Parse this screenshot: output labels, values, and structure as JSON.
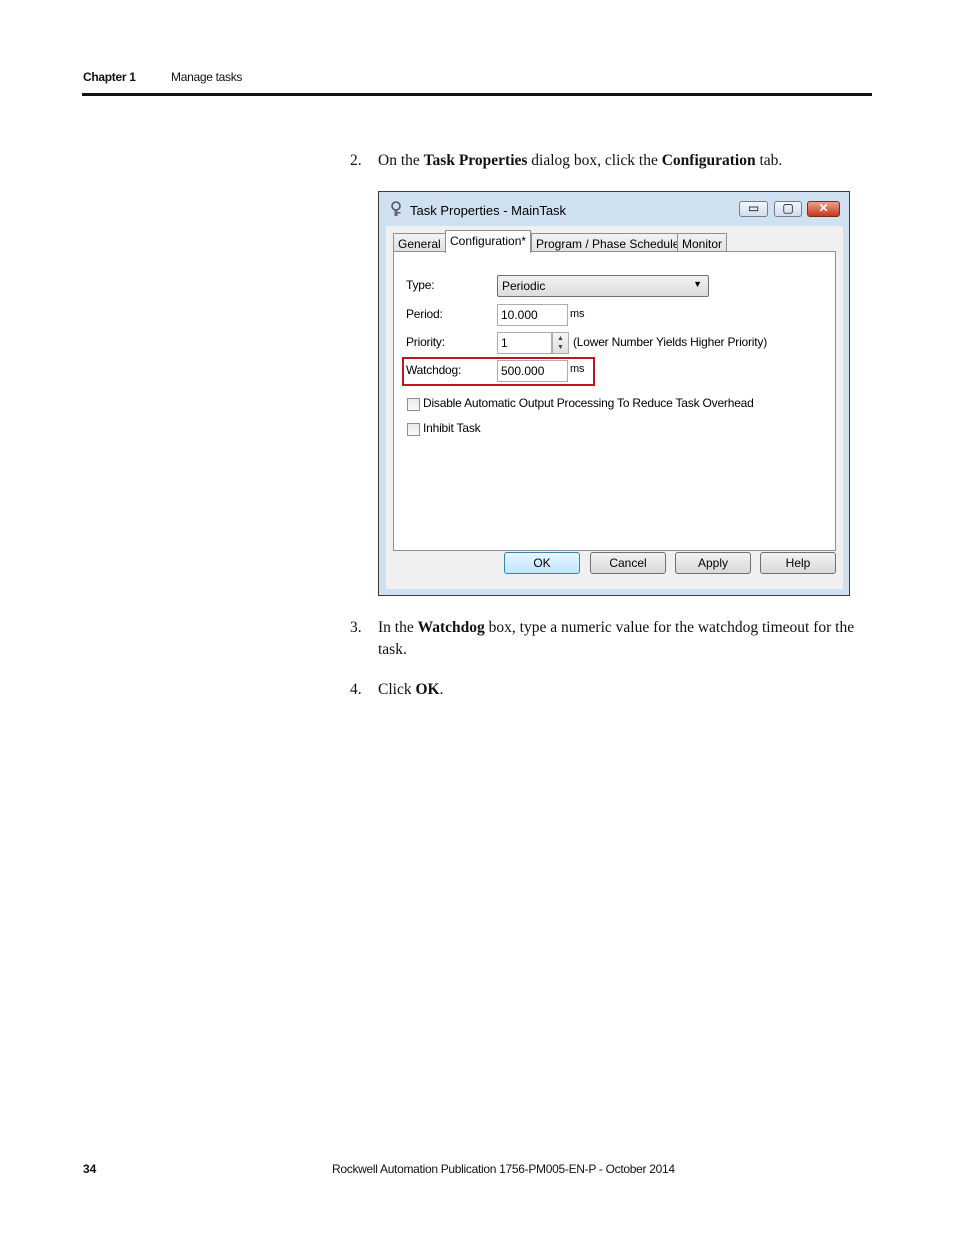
{
  "header": {
    "chapter": "Chapter 1",
    "section": "Manage tasks"
  },
  "steps": [
    {
      "number": "2.",
      "parts": [
        "On the ",
        "Task Properties",
        " dialog box, click the ",
        "Configuration",
        " tab."
      ]
    },
    {
      "number": "3.",
      "parts": [
        "In the ",
        "Watchdog",
        " box, type a numeric value for the watchdog timeout for the task."
      ]
    },
    {
      "number": "4.",
      "parts": [
        "Click ",
        "OK",
        "."
      ]
    }
  ],
  "dialog": {
    "title": "Task Properties - MainTask",
    "window_buttons": {
      "minimize": "▭",
      "maximize": "▢",
      "close": "✕"
    },
    "tabs": [
      "General",
      "Configuration*",
      "Program / Phase Schedule",
      "Monitor"
    ],
    "active_tab": "Configuration*",
    "type_label": "Type:",
    "type_value": "Periodic",
    "period_label": "Period:",
    "period_value": "10.000",
    "period_unit": "ms",
    "priority_label": "Priority:",
    "priority_value": "1",
    "priority_hint": "(Lower Number Yields Higher Priority)",
    "watchdog_label": "Watchdog:",
    "watchdog_value": "500.000",
    "watchdog_unit": "ms",
    "checkbox_disable_output": "Disable Automatic Output Processing To Reduce Task Overhead",
    "checkbox_inhibit": "Inhibit Task",
    "buttons": {
      "ok": "OK",
      "cancel": "Cancel",
      "apply": "Apply",
      "help": "Help"
    },
    "highlight_color": "#c0151b"
  },
  "footer": {
    "page": "34",
    "publication": "Rockwell Automation Publication 1756-PM005-EN-P - October 2014"
  }
}
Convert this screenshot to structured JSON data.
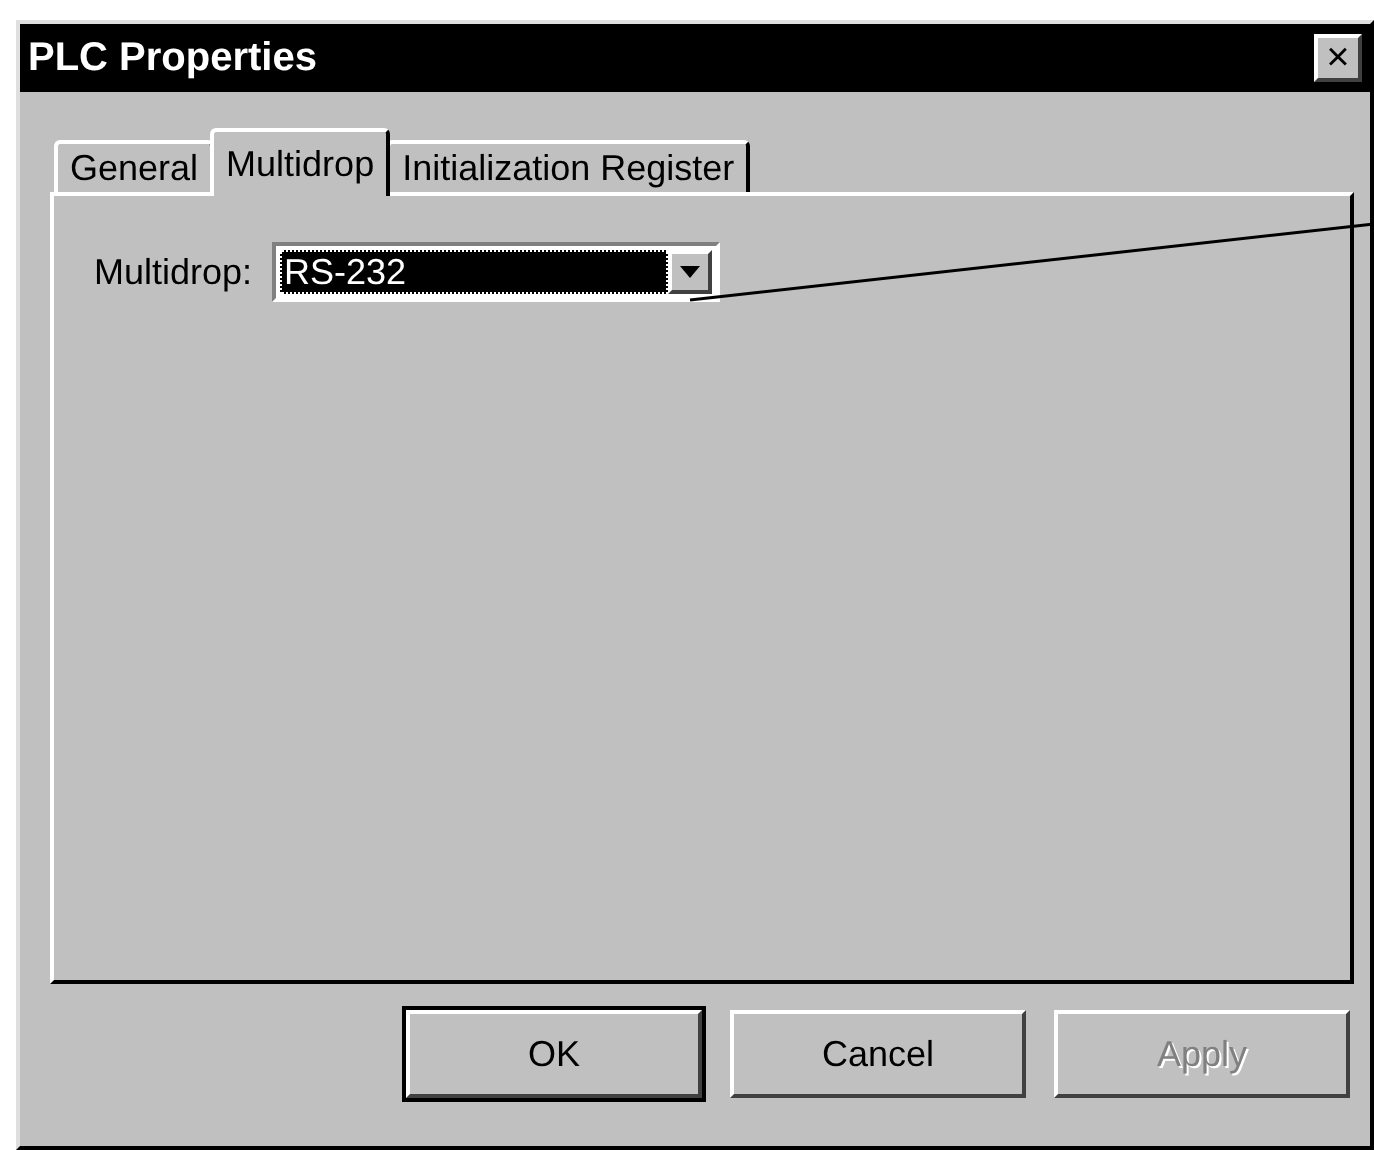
{
  "window": {
    "title": "PLC Properties",
    "close": "×"
  },
  "tabs": [
    {
      "label": "General",
      "selected": false
    },
    {
      "label": "Multidrop",
      "selected": true
    },
    {
      "label": "Initialization Register",
      "selected": false
    }
  ],
  "multidrop": {
    "label": "Multidrop:",
    "value": "RS-232",
    "focused": true
  },
  "buttons": [
    {
      "label": "OK",
      "default": true,
      "disabled": false
    },
    {
      "label": "Cancel",
      "default": false,
      "disabled": false
    },
    {
      "label": "Apply",
      "default": false,
      "disabled": true
    }
  ]
}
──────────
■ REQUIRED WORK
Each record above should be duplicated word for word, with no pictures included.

■ SOLUTION TO THIS TASK
Parse this screenshot: output labels, values, and structure as JSON.
{
  "header": {
    "chapter": "Chapter 1",
    "section": "Manage tasks"
  },
  "steps": [
    {
      "number": "2.",
      "parts": [
        "On the ",
        "Task Properties",
        " dialog box, click the ",
        "Configuration",
        " tab."
      ]
    },
    {
      "number": "3.",
      "parts": [
        "In the ",
        "Watchdog",
        " box, type a numeric value for the watchdog timeout for the task."
      ]
    },
    {
      "number": "4.",
      "parts": [
        "Click ",
        "OK",
        "."
      ]
    }
  ],
  "dialog": {
    "title": "Task Properties - MainTask",
    "window_buttons": {
      "minimize": "▭",
      "maximize": "▢",
      "close": "✕"
    },
    "tabs": [
      "General",
      "Configuration*",
      "Program / Phase Schedule",
      "Monitor"
    ],
    "active_tab": "Configuration*",
    "type_label": "Type:",
    "type_value": "Periodic",
    "period_label": "Period:",
    "period_value": "10.000",
    "period_unit": "ms",
    "priority_label": "Priority:",
    "priority_value": "1",
    "priority_hint": "(Lower Number Yields Higher Priority)",
    "watchdog_label": "Watchdog:",
    "watchdog_value": "500.000",
    "watchdog_unit": "ms",
    "checkbox_disable_output": "Disable Automatic Output Processing To Reduce Task Overhead",
    "checkbox_inhibit": "Inhibit Task",
    "buttons": {
      "ok": "OK",
      "cancel": "Cancel",
      "apply": "Apply",
      "help": "Help"
    },
    "highlight_color": "#c0151b"
  },
  "footer": {
    "page": "34",
    "publication": "Rockwell Automation Publication 1756-PM005-EN-P - October 2014"
  }
}
Convert this screenshot to structured JSON data.
{
  "window": {
    "title": "PLC Properties",
    "close": "×"
  },
  "tabs": [
    {
      "label": "General",
      "selected": false
    },
    {
      "label": "Multidrop",
      "selected": true
    },
    {
      "label": "Initialization Register",
      "selected": false
    }
  ],
  "multidrop": {
    "label": "Multidrop:",
    "value": "RS-232",
    "focused": true
  },
  "buttons": [
    {
      "label": "OK",
      "default": true,
      "disabled": false
    },
    {
      "label": "Cancel",
      "default": false,
      "disabled": false
    },
    {
      "label": "Apply",
      "default": false,
      "disabled": true
    }
  ]
}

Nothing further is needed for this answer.